Jun 05, 2016 Comments Off on Tackling climate, poverty and inequality together: managing the share in CapGlobalCarbon on a global level
May 29, 2016 Comments Off on Consumerism, Collective Psychopathology, Waste
This chapter of Credo by Brian Davey discusses conspicuous consumption and the consumer society, branding and the manufacture of wants. The role of advertisers is explored as well as the way that attention grabbing has become an economic sector that affects the quality of life radically and for the worse.
May 20, 2016 Comments Off on CapGlobalCarbon, Keep It In The Ground and the divestment campaign
May 14, 2016 Comments Off on Labelling as a stepping stone to zero fossil fuels
May 05, 2016 Comments Off on Inequality, epidemiology and economics
In chapter 13 of his book Credo, Brian Davey points out that public health is an alternative indicator of well-being and is strongly correlated to levels of equality or inequality.
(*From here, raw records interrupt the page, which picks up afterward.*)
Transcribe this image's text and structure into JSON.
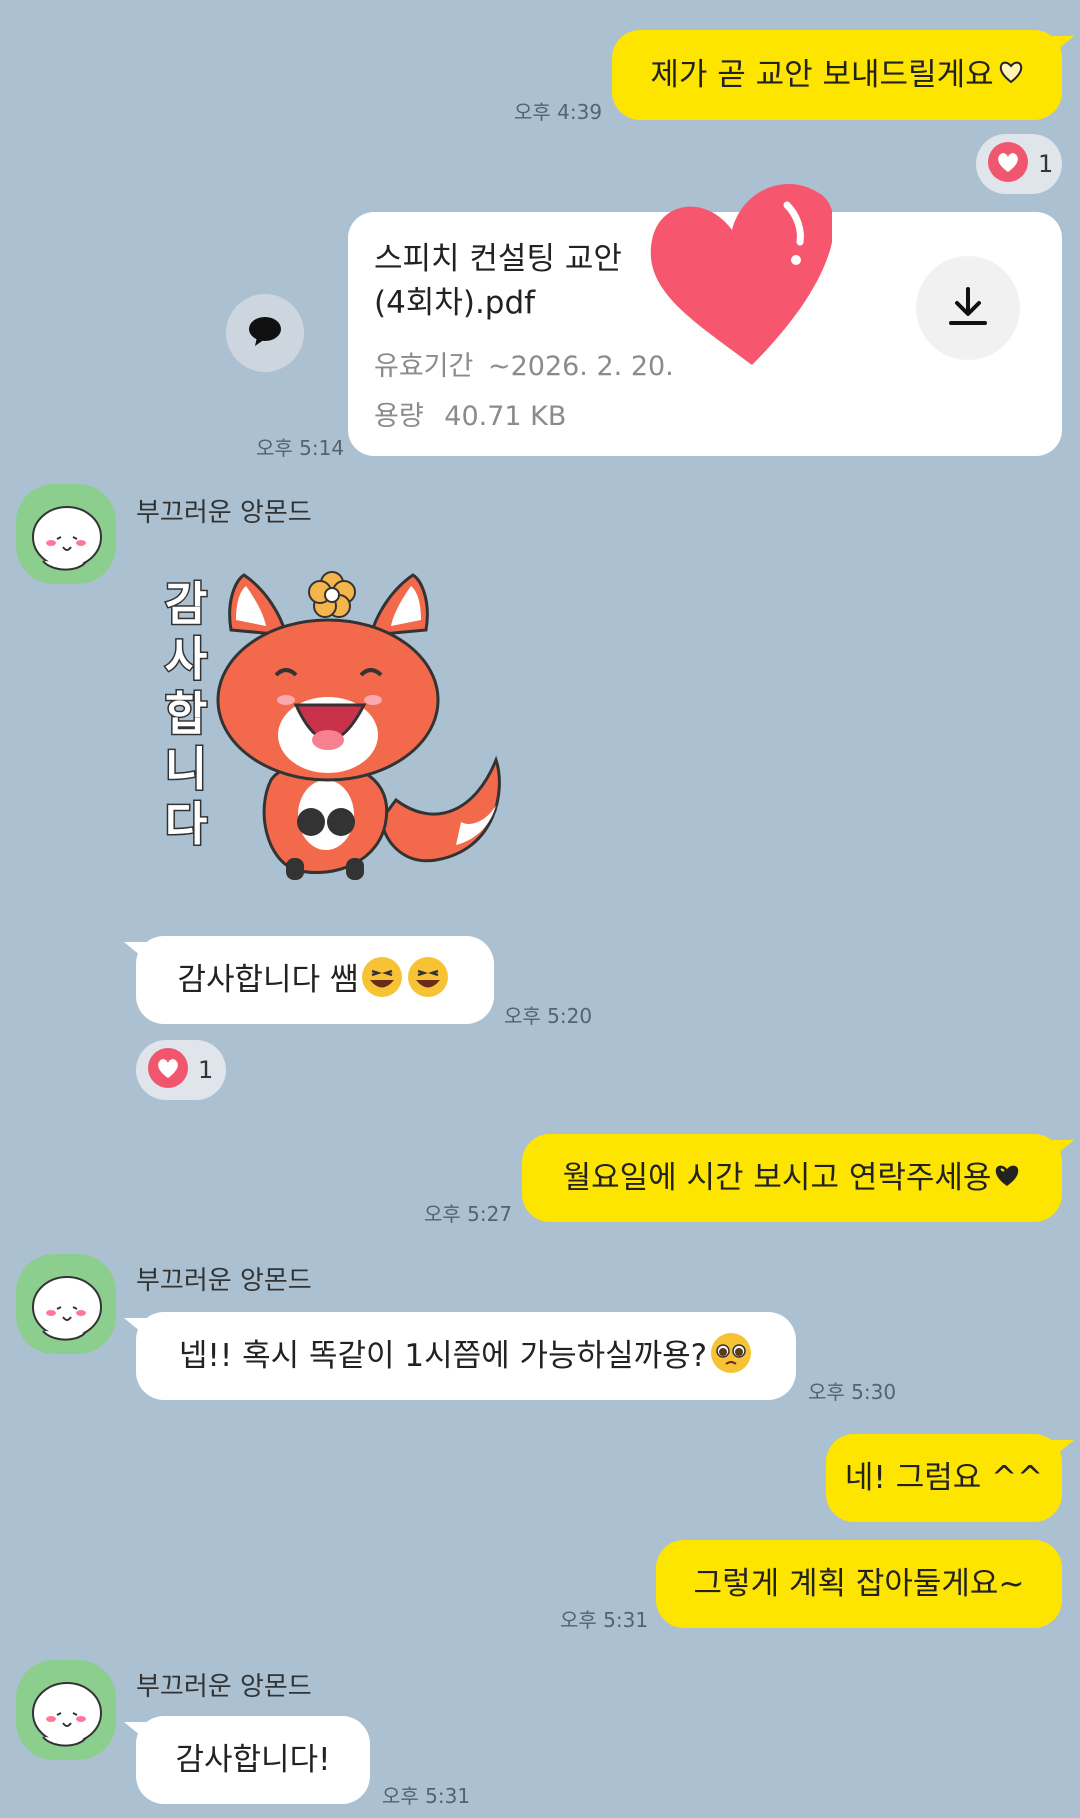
{
  "colors": {
    "background": "#abc1d1",
    "my_bubble": "#fee500",
    "their_bubble": "#ffffff",
    "avatar_bg": "#8bce8e",
    "heart": "#f0576f"
  },
  "messages": {
    "m1": {
      "text": "제가 곧 교안 보내드릴게요",
      "emoji": "yellow-heart-outline-icon",
      "time": "오후 4:39",
      "reaction_count": "1"
    },
    "file": {
      "name_line1": "스피치 컨설팅 교안",
      "name_line2": "(4회차).pdf",
      "expiry_label": "유효기간",
      "expiry_value": "~2026. 2. 20.",
      "size_label": "용량",
      "size_value": "40.71 KB",
      "time": "오후 5:14",
      "overlay_sticker": "big-pink-heart-icon"
    },
    "m2_sticker": {
      "sender": "부끄러운 앙몬드",
      "sticker_text": "감사합니다",
      "sticker": "fox-thank-you-sticker"
    },
    "m3": {
      "text": "감사합니다 쌤",
      "emoji": "laughing-face-icon",
      "time": "오후 5:20",
      "reaction_count": "1"
    },
    "m4": {
      "text": "월요일에 시간 보시고 연락주세용",
      "emoji": "black-heart-icon",
      "time": "오후 5:27"
    },
    "m5": {
      "sender": "부끄러운 앙몬드",
      "text": "넵!! 혹시 똑같이 1시쯤에 가능하실까용?",
      "emoji": "pleading-face-icon",
      "time": "오후 5:30"
    },
    "m6": {
      "text": "네! 그럼요 ^^"
    },
    "m7": {
      "text": "그렇게 계획 잡아둘게요~",
      "time": "오후 5:31"
    },
    "m8": {
      "sender": "부끄러운 앙몬드",
      "text": "감사합니다!",
      "time": "오후 5:31"
    }
  }
}
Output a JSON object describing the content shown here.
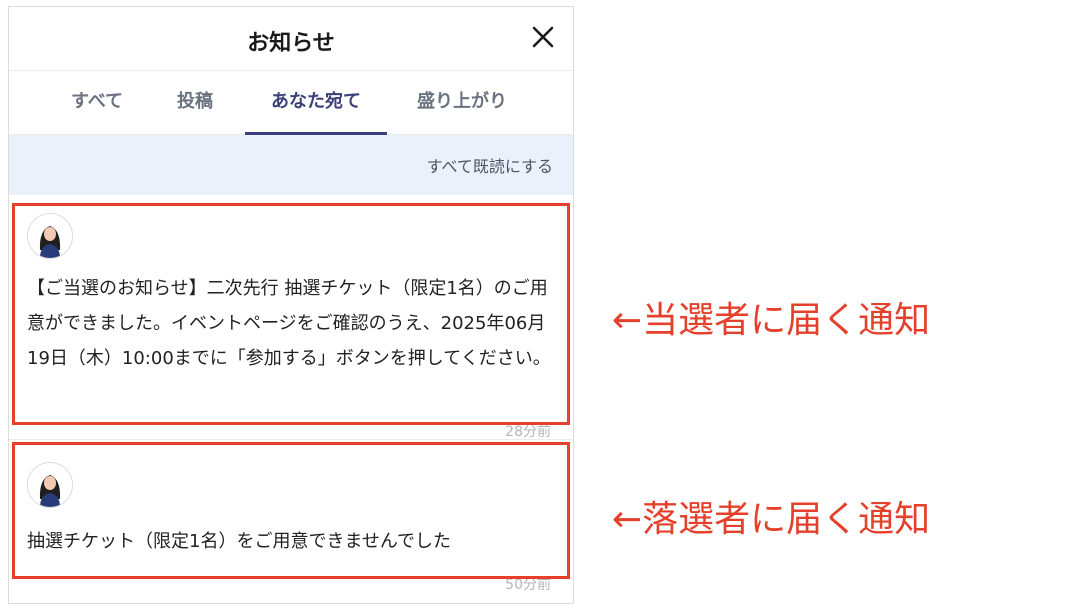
{
  "header": {
    "title": "お知らせ",
    "close_icon": "close-icon"
  },
  "tabs": [
    {
      "label": "すべて",
      "active": false
    },
    {
      "label": "投稿",
      "active": false
    },
    {
      "label": "あなた宛て",
      "active": true
    },
    {
      "label": "盛り上がり",
      "active": false
    }
  ],
  "toolbar": {
    "mark_all_read": "すべて既読にする"
  },
  "notifications": [
    {
      "avatar_icon": "user-avatar",
      "text": "【ご当選のお知らせ】二次先行 抽選チケット（限定1名）のご用意ができました。イベントページをご確認のうえ、2025年06月19日（木）10:00までに「参加する」ボタンを押してください。",
      "time": "28分前"
    },
    {
      "avatar_icon": "user-avatar",
      "text": "抽選チケット（限定1名）をご用意できませんでした",
      "time": "50分前"
    }
  ],
  "annotations": [
    "←当選者に届く通知",
    "←落選者に届く通知"
  ],
  "colors": {
    "accent_tab": "#3b3f7a",
    "highlight": "#e4402c",
    "markread_bar_bg": "#eaf1fa"
  }
}
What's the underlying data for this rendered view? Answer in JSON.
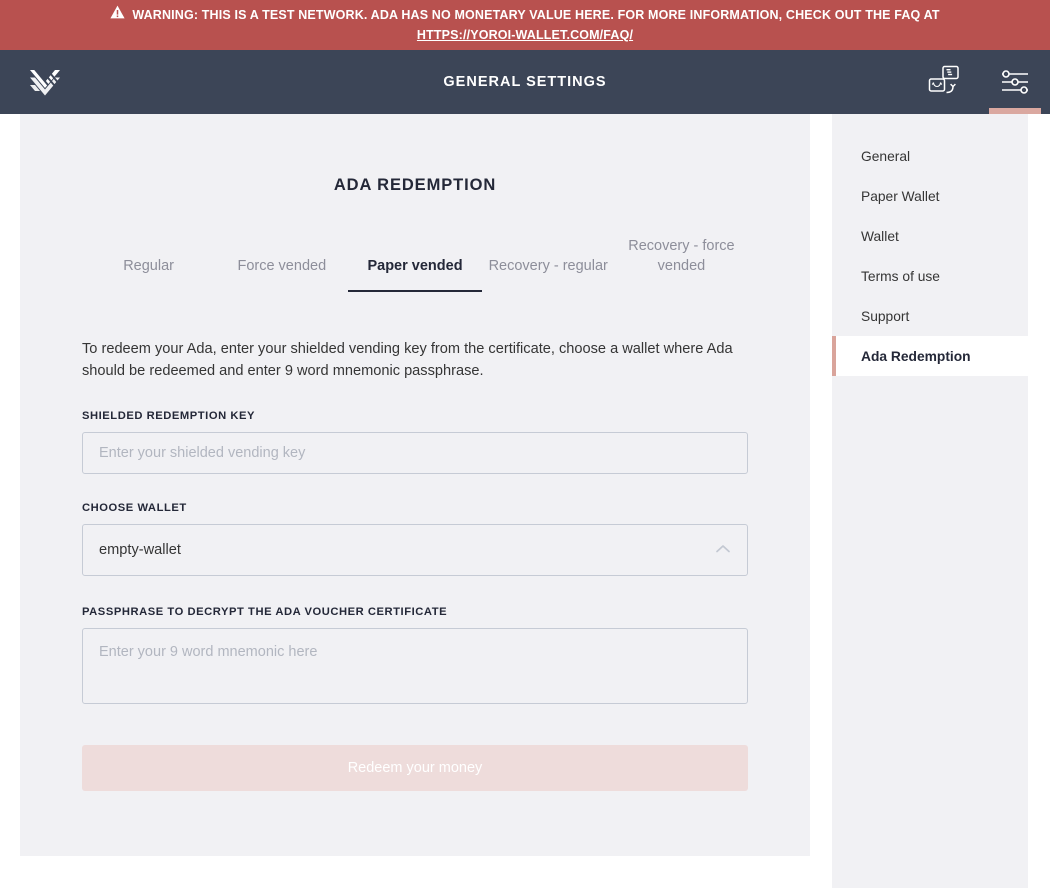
{
  "warning_banner": {
    "icon": "warning-triangle-icon",
    "text": "WARNING: THIS IS A TEST NETWORK. ADA HAS NO MONETARY VALUE HERE. FOR MORE INFORMATION, CHECK OUT THE FAQ AT",
    "link": "HTTPS://YOROI-WALLET.COM/FAQ/",
    "background_color": "#b8514f",
    "text_color": "#ffffff"
  },
  "topbar": {
    "logo": "yoroi-logo-icon",
    "title": "GENERAL SETTINGS",
    "background_color": "#3c4557",
    "actions": [
      {
        "icon": "wallet-switch-icon",
        "active": false
      },
      {
        "icon": "settings-sliders-icon",
        "active": true
      }
    ],
    "active_indicator_color": "#daa8a0"
  },
  "main": {
    "title": "ADA REDEMPTION",
    "tabs": [
      {
        "label": "Regular",
        "active": false
      },
      {
        "label": "Force vended",
        "active": false
      },
      {
        "label": "Paper vended",
        "active": true
      },
      {
        "label": "Recovery - regular",
        "active": false
      },
      {
        "label": "Recovery - force vended",
        "active": false
      }
    ],
    "intro": "To redeem your Ada, enter your shielded vending key from the certificate, choose a wallet where Ada should be redeemed and enter 9 word mnemonic passphrase.",
    "fields": {
      "redemption_key": {
        "label": "SHIELDED REDEMPTION KEY",
        "placeholder": "Enter your shielded vending key",
        "value": ""
      },
      "choose_wallet": {
        "label": "CHOOSE WALLET",
        "value": "empty-wallet",
        "chevron": "chevron-up-icon"
      },
      "passphrase": {
        "label": "PASSPHRASE TO DECRYPT THE ADA VOUCHER CERTIFICATE",
        "placeholder": "Enter your 9 word mnemonic here",
        "value": ""
      }
    },
    "submit": {
      "label": "Redeem your money",
      "disabled": true,
      "background_color": "#eedcdb"
    }
  },
  "settings_menu": {
    "items": [
      {
        "label": "General",
        "active": false
      },
      {
        "label": "Paper Wallet",
        "active": false
      },
      {
        "label": "Wallet",
        "active": false
      },
      {
        "label": "Terms of use",
        "active": false
      },
      {
        "label": "Support",
        "active": false
      },
      {
        "label": "Ada Redemption",
        "active": true
      }
    ],
    "active_border_color": "#d9a49b"
  }
}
Greater equality means greater well-being for everyone and a smaller need for the state – yet inequality has been increasing dramatically.
Apr 26, 2016 Comments Off on Closed loop agriculture for environmental enhancement: returning biomass nutrients from humanure and urine to agriculture
This report by Féidhlim Harty argues that closed-loop agriculture would not only stop the waste of nutrients to watercourses as pollution, it would also stop the high energy inputs needed for artificial nitrogen production, would enhance biodiversity, and could go a significant way towards reducing overall agricultural greenhouse gas emissions.
Apr 13, 2016 Comments Off on The strange idea of negative interest
This article by Graham Barnes addresses the role of demurrage (negative interest) in the design of new currencies. But it takes a roundabout route with diversions around the zero and negative interest rates being currently applied to fiat money; and a detour via positive interest which is itself a stranger idea than we have been led to believe. It suggests that demurrage is worth a place in the designer's kitbag, but not for the reason normally postulated.